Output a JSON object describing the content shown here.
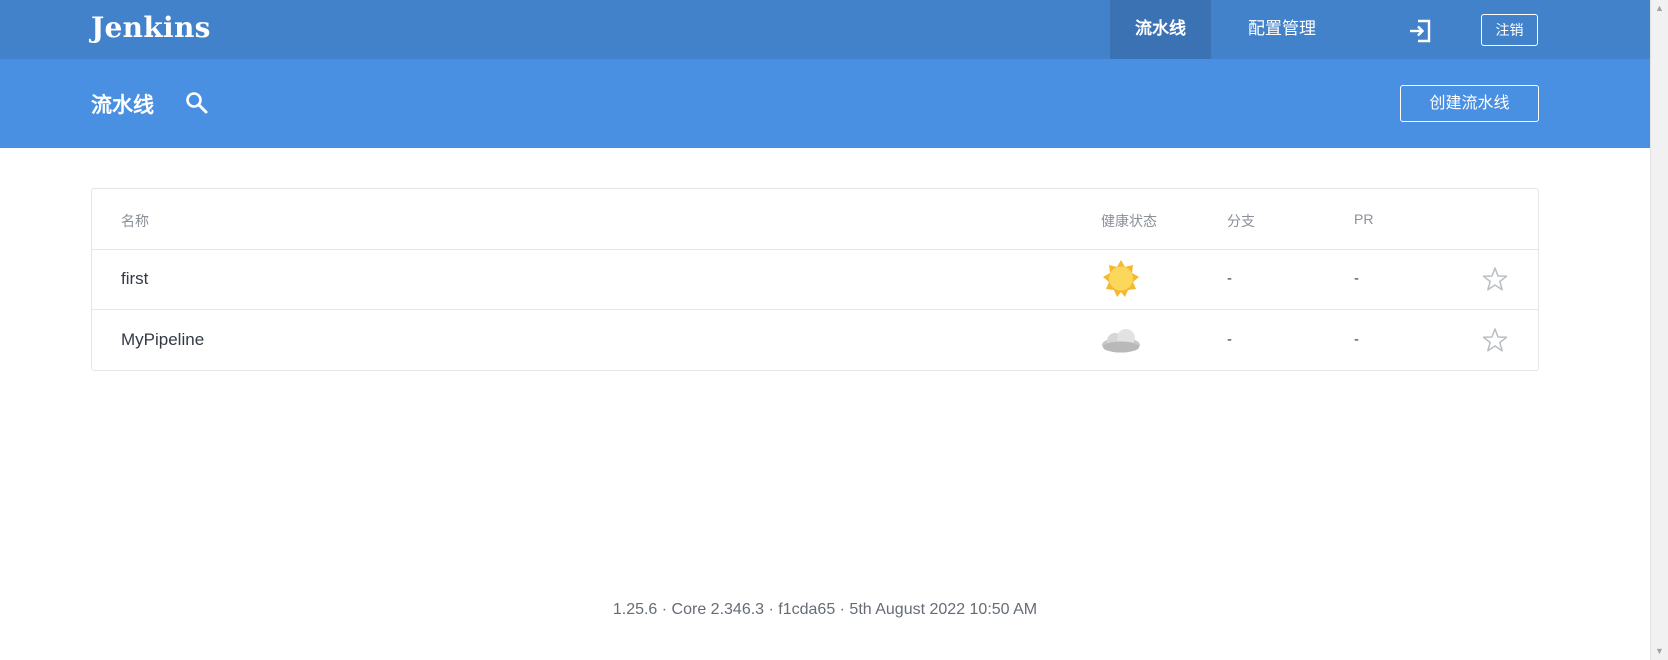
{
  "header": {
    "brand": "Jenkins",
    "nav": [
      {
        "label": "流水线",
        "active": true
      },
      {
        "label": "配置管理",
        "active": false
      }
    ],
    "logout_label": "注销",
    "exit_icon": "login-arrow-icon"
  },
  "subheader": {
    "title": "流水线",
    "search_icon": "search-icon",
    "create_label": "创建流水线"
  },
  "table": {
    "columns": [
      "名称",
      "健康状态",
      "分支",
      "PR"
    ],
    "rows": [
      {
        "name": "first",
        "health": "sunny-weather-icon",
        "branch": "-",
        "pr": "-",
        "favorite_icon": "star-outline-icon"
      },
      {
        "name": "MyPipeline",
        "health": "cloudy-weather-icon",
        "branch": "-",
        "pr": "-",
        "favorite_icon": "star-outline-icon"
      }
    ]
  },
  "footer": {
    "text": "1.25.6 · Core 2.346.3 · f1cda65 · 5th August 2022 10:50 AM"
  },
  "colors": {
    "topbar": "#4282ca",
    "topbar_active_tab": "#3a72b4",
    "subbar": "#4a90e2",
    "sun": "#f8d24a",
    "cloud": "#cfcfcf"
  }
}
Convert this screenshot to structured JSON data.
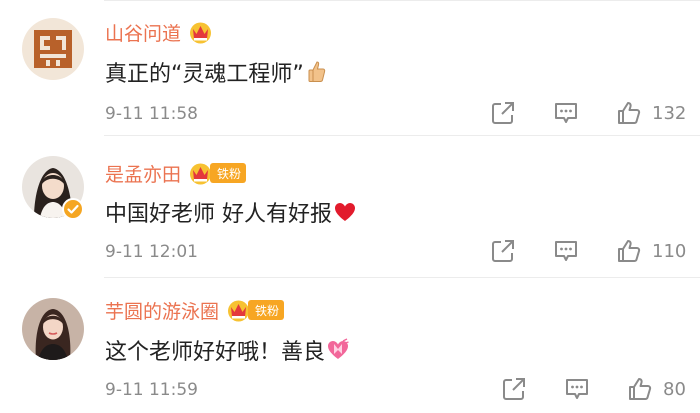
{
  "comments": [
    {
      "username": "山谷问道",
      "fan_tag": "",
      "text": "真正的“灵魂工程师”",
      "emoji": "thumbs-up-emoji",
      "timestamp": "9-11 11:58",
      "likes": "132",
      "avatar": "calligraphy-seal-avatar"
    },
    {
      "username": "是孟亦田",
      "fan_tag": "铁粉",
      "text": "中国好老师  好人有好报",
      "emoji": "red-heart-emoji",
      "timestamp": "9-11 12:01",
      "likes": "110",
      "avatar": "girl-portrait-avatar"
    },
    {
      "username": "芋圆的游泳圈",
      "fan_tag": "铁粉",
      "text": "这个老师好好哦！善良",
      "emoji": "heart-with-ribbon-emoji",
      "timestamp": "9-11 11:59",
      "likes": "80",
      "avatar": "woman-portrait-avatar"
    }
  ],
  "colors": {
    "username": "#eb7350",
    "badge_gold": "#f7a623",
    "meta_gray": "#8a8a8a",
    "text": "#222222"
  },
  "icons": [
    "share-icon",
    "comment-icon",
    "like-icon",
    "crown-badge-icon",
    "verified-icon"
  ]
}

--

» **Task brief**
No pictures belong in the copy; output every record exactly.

» **Solution to the exercise**
Output a JSON object describing the content shown here.
{
  "header": {
    "brand": "Jenkins",
    "nav": [
      {
        "label": "流水线",
        "active": true
      },
      {
        "label": "配置管理",
        "active": false
      }
    ],
    "logout_label": "注销",
    "exit_icon": "login-arrow-icon"
  },
  "subheader": {
    "title": "流水线",
    "search_icon": "search-icon",
    "create_label": "创建流水线"
  },
  "table": {
    "columns": [
      "名称",
      "健康状态",
      "分支",
      "PR"
    ],
    "rows": [
      {
        "name": "first",
        "health": "sunny-weather-icon",
        "branch": "-",
        "pr": "-",
        "favorite_icon": "star-outline-icon"
      },
      {
        "name": "MyPipeline",
        "health": "cloudy-weather-icon",
        "branch": "-",
        "pr": "-",
        "favorite_icon": "star-outline-icon"
      }
    ]
  },
  "footer": {
    "text": "1.25.6 · Core 2.346.3 · f1cda65 · 5th August 2022 10:50 AM"
  },
  "colors": {
    "topbar": "#4282ca",
    "topbar_active_tab": "#3a72b4",
    "subbar": "#4a90e2",
    "sun": "#f8d24a",
    "cloud": "#cfcfcf"
  }
}
Convert this screenshot to structured JSON data.
{
  "comments": [
    {
      "username": "山谷问道",
      "fan_tag": "",
      "text": "真正的“灵魂工程师”",
      "emoji": "thumbs-up-emoji",
      "timestamp": "9-11 11:58",
      "likes": "132",
      "avatar": "calligraphy-seal-avatar"
    },
    {
      "username": "是孟亦田",
      "fan_tag": "铁粉",
      "text": "中国好老师  好人有好报",
      "emoji": "red-heart-emoji",
      "timestamp": "9-11 12:01",
      "likes": "110",
      "avatar": "girl-portrait-avatar"
    },
    {
      "username": "芋圆的游泳圈",
      "fan_tag": "铁粉",
      "text": "这个老师好好哦！善良",
      "emoji": "heart-with-ribbon-emoji",
      "timestamp": "9-11 11:59",
      "likes": "80",
      "avatar": "woman-portrait-avatar"
    }
  ],
  "colors": {
    "username": "#eb7350",
    "badge_gold": "#f7a623",
    "meta_gray": "#8a8a8a",
    "text": "#222222"
  },
  "icons": [
    "share-icon",
    "comment-icon",
    "like-icon",
    "crown-badge-icon",
    "verified-icon"
  ]
}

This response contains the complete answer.